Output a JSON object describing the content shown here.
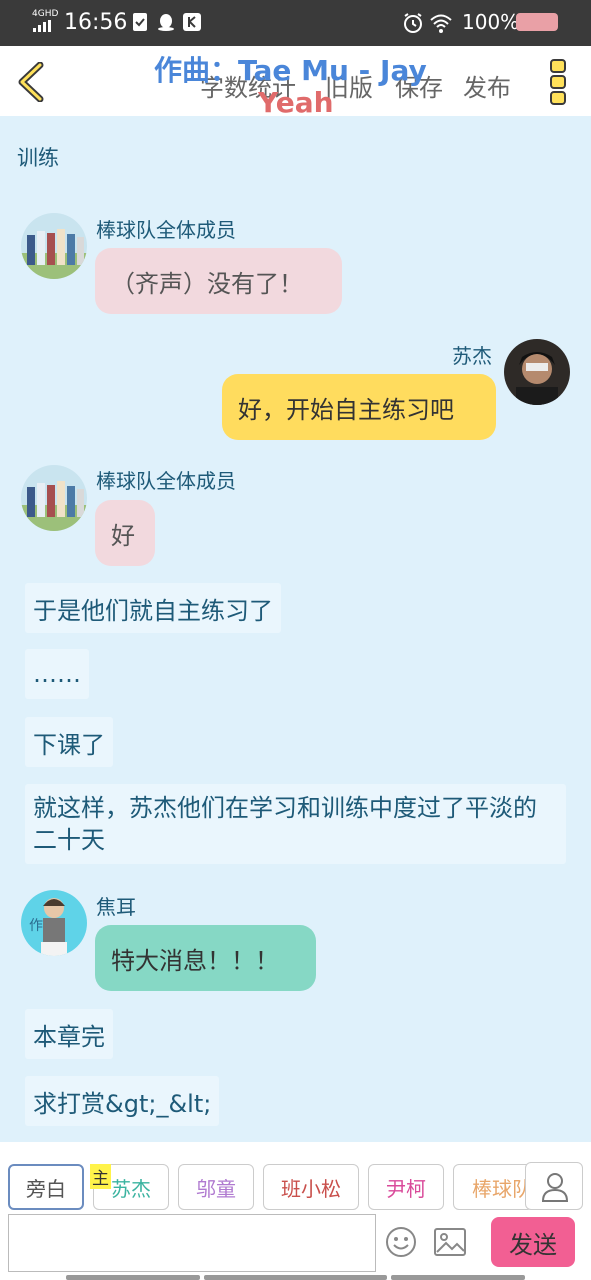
{
  "status_bar": {
    "network": "4GHD",
    "time": "16:56",
    "battery": "100%",
    "icons": [
      "signal-icon",
      "check-icon",
      "qq-icon",
      "k-icon",
      "alarm-icon",
      "wifi-icon",
      "battery-icon"
    ]
  },
  "header": {
    "menu": [
      "字数统计",
      "旧版",
      "保存",
      "发布"
    ],
    "overlay_title": "作曲：Tae Mu - Jay",
    "overlay_sub": "Yeah"
  },
  "chat": {
    "section_label": "训练",
    "messages": [
      {
        "sender": "棒球队全体成员",
        "text": "（齐声）没有了！"
      },
      {
        "sender": "苏杰",
        "text": "好，开始自主练习吧"
      },
      {
        "sender": "棒球队全体成员",
        "text": "好"
      },
      {
        "narration": "于是他们就自主练习了"
      },
      {
        "narration": "……"
      },
      {
        "narration": "下课了"
      },
      {
        "narration": "就这样，苏杰他们在学习和训练中度过了平淡的二十天"
      },
      {
        "sender": "焦耳",
        "text": "特大消息！！！"
      },
      {
        "narration": "本章完"
      },
      {
        "narration": "求打赏&gt;_&lt;"
      }
    ]
  },
  "characters": {
    "chips": [
      "旁白",
      "苏杰",
      "邬童",
      "班小松",
      "尹柯",
      "棒球队"
    ],
    "main_badge": "主"
  },
  "composer": {
    "placeholder": "",
    "send_label": "发送"
  },
  "colors": {
    "background": "#dff1fb",
    "send": "#f25f93",
    "bubble_pink": "#f2d9de",
    "bubble_yellow": "#ffdc5e",
    "bubble_teal": "#86d8c5"
  }
}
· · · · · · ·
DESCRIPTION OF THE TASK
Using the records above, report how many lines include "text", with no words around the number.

TASK OUTPUT
4